▶ Work required: When a line of the entries contains "JSON", please list that line.

▶ Provided records:

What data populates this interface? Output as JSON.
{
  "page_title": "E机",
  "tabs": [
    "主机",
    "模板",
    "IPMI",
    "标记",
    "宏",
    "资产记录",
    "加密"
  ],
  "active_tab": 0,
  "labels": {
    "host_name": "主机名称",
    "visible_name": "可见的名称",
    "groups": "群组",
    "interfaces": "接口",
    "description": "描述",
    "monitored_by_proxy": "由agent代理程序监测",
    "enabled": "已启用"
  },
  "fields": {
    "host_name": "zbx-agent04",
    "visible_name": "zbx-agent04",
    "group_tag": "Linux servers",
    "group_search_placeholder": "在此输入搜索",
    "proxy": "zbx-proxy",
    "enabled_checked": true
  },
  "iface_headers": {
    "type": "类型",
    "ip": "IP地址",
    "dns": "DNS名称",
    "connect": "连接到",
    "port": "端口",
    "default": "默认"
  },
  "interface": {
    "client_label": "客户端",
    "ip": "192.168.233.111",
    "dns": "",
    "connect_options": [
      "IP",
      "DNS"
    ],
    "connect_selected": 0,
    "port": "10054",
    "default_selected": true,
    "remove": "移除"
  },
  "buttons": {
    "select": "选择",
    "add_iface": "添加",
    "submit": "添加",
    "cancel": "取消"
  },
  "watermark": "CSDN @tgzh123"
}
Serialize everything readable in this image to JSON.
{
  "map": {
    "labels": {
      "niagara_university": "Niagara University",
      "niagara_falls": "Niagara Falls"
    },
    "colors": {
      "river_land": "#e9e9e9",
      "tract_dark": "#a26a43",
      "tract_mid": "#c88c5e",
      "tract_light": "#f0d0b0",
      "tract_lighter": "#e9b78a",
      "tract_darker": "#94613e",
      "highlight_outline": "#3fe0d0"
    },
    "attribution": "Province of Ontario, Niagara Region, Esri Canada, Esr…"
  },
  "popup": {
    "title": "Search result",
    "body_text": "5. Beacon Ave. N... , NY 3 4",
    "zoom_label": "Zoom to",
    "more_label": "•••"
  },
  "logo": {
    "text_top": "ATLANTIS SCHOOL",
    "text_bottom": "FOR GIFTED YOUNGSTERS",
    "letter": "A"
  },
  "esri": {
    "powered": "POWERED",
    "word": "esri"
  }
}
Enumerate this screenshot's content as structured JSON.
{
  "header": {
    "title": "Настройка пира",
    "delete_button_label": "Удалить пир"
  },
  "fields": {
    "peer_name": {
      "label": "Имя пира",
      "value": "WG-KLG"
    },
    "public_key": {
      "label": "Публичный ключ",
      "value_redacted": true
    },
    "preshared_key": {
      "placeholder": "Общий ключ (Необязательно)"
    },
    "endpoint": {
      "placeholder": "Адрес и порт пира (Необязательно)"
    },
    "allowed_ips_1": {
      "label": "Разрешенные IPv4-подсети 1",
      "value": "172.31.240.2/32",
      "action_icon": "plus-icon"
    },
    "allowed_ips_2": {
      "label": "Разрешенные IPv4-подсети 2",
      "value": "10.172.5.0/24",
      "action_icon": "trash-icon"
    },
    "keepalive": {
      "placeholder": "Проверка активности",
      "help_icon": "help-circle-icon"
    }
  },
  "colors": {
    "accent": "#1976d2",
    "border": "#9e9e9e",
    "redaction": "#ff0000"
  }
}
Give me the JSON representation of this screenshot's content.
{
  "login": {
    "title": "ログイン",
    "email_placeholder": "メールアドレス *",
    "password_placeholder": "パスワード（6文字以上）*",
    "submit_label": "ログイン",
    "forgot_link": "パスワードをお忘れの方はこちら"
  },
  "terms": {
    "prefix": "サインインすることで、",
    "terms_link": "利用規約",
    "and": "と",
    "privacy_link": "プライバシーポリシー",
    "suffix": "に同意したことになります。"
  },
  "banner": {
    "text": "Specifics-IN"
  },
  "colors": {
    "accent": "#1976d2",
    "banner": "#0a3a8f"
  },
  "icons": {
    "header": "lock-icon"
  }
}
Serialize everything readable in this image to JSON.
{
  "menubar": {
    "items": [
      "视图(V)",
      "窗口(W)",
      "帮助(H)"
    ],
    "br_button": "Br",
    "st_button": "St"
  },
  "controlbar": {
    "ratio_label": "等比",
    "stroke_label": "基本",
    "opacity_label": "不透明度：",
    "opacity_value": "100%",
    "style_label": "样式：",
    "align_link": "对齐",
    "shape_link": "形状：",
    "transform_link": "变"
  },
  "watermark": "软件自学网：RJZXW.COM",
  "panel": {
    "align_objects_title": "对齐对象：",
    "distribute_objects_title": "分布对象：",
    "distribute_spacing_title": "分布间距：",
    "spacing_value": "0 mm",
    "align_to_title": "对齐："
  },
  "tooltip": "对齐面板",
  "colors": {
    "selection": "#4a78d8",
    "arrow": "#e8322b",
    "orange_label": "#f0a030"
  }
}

▶ Result of the exercise:
What data populates this interface? Output as JSON.
Serialize everything readable in this image to JSON.
Enumerate this screenshot's content as structured JSON.
Give me the JSON representation of this screenshot's content.
Serialize everything readable in this image to JSON.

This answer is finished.